“Ghost Tones” chimes and finger-picks its way to your stoned heart. It’s an autumnal baroque-pop instrumental; very British; Bert Jansch with someone like (the British) Kaleidoscope or maybe SF Sorrow-era The Pretty Things.
You awake from a luscious dusk dream to the pert beats of “Skywalker”, a meandering riff tugging at your chest with that correct dose of melodic yearn. The guitars downstroke for that mod pulse. It breaks down to a droning six-string ring around which Moogs swirl, and you can see the declared Spacemen 3 influence, wholly in a genius way. If this had come out as a single from Going Blank Again and/or, at a stretch, Recurring, you could well believe it. British guitar pop brilliance with leftfield edges to fire your cerebellum; hasn’t that always been Andy’s great strength? That brilliant drone ring sticks around and makes itself at home for a cracking coda.
“Aubrey Gladlands Drywell” – an intriguing title this; composite or Victorian headstone? – wigs out. It’s British psych in the moment where prog reared its ungrateful head, but shorn of the technical indulgence and biggin’ up the feels. Weirdly, you might even catch a little scent of Focus in those astral chords. It’s a succinct fuzz jam, but it wants your heart. Your girlfriend will like it.
On “Cherry Cola” a baggy lope and an addictive, brushed percussion shuffle bump into a British folk guitar with an Island pink-rim aesthetic; decide they could get along together, find a groove for Andy to free-associate over, a sorta Beta Band-meets-“I Am The Walrus”-meets-John Martyn thing rolling out over you.
The near-seven minutes of “I Was Alone” sees Andy at his most unadorned so far on this set. He’s in the stark light here, rather than part-hidden behind spinning psychedelic colour wheels. It approaches balladry status with a woozy atmosphere; the guitars have a Jason Pierce tremolo rattle, there’s a little off-kilter tronica melody which seems just a microtone deliberately off-pitch, to prick your senses. You remember what a sweet vocal tone Andy has, organ warmth advancing through soft wordless harmony.

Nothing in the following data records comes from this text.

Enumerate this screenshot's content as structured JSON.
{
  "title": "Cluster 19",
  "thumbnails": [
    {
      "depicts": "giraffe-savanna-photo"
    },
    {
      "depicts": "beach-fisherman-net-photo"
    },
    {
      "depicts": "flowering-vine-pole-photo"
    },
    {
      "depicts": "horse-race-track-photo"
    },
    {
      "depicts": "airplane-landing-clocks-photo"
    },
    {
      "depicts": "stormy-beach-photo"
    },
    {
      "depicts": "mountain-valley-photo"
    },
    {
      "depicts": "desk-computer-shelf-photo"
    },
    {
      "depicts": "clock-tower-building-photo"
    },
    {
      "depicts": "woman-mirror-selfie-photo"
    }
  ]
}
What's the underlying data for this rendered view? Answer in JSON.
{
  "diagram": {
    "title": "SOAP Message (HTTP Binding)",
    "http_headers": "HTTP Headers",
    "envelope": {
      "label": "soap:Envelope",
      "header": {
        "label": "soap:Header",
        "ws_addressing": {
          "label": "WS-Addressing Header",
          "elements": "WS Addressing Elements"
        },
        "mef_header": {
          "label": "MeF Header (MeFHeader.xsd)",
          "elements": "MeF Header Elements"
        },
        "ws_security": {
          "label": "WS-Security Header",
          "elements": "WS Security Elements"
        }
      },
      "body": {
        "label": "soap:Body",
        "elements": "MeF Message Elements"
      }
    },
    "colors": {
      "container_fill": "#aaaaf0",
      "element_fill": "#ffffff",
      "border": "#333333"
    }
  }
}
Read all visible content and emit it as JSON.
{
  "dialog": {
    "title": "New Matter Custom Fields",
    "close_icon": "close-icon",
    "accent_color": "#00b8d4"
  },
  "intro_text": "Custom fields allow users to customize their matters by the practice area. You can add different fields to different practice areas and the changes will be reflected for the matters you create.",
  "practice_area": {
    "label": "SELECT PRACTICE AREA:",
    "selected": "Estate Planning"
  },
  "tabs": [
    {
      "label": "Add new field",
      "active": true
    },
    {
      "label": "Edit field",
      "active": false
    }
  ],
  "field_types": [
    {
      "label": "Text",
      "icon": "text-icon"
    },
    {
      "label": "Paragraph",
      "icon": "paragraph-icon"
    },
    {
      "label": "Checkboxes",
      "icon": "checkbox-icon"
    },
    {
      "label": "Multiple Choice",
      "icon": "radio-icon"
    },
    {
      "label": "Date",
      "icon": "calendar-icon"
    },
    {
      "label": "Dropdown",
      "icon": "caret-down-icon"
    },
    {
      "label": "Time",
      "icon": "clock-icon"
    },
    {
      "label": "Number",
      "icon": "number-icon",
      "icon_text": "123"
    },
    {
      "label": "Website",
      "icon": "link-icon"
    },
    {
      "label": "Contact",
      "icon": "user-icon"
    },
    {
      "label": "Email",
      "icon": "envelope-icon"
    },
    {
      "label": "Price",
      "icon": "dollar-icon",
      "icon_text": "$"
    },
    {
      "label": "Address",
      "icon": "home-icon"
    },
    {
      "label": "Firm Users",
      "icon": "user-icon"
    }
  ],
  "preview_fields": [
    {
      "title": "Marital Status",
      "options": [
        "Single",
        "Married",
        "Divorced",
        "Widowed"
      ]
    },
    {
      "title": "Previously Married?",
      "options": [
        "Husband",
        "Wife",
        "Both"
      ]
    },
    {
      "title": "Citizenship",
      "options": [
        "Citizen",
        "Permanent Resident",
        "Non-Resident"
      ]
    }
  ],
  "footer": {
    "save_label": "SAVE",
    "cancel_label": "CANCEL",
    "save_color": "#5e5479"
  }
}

“Heat Haze on Weyland Road” – Headington, OX3, psychogeography fans – veers right over towards GLOK. A mid-paced, minor-toned bass riff – very 80s’ Peel, if taken in its own right – quickly submits to banks of tronica. Traffic’s moving slow. Hot washes of sound make the air thick. It’s nearly cloudless above, where those little orbs of retrotronica play free. There’s a sax weaving and interjecting, for melancholy; sequencer chatter for that sticky tarmac trundle, ring road architecture peeling past. It’s fetching you back home, but it’s in no rush. Neither are you.
Many singer-songwriters from big bands let it all hang out a little when they escape the clutches of their musical parent. “This is my art, ” they’ll proclaim; “mine.” And they’ll give voice to a few half-decent tunes and maybe that country-calypso number they’ve had knocking around on a TDK for y’know, years. For kicks. Cos my art is my art.
Andy Bell’s The View From Halfway Down is nothing of that ilk. By partway through “Heat Haze on Weyland Road”, the final of the eight tracks here, and although pretty eclectic in its stylistic reach, you realise he really hasn’t put a foot wrong throughout – not for a moment. There’s motorik, mod pop, psych-folk, electronica, Madchester touches, sometimes even all of the above, interwoven with each other within one tune – and it’s all cohesive.
It’s pretty, it’s trippy, it’s gonna be right up there in the end-of-year lists. Essential and fun and exploratory.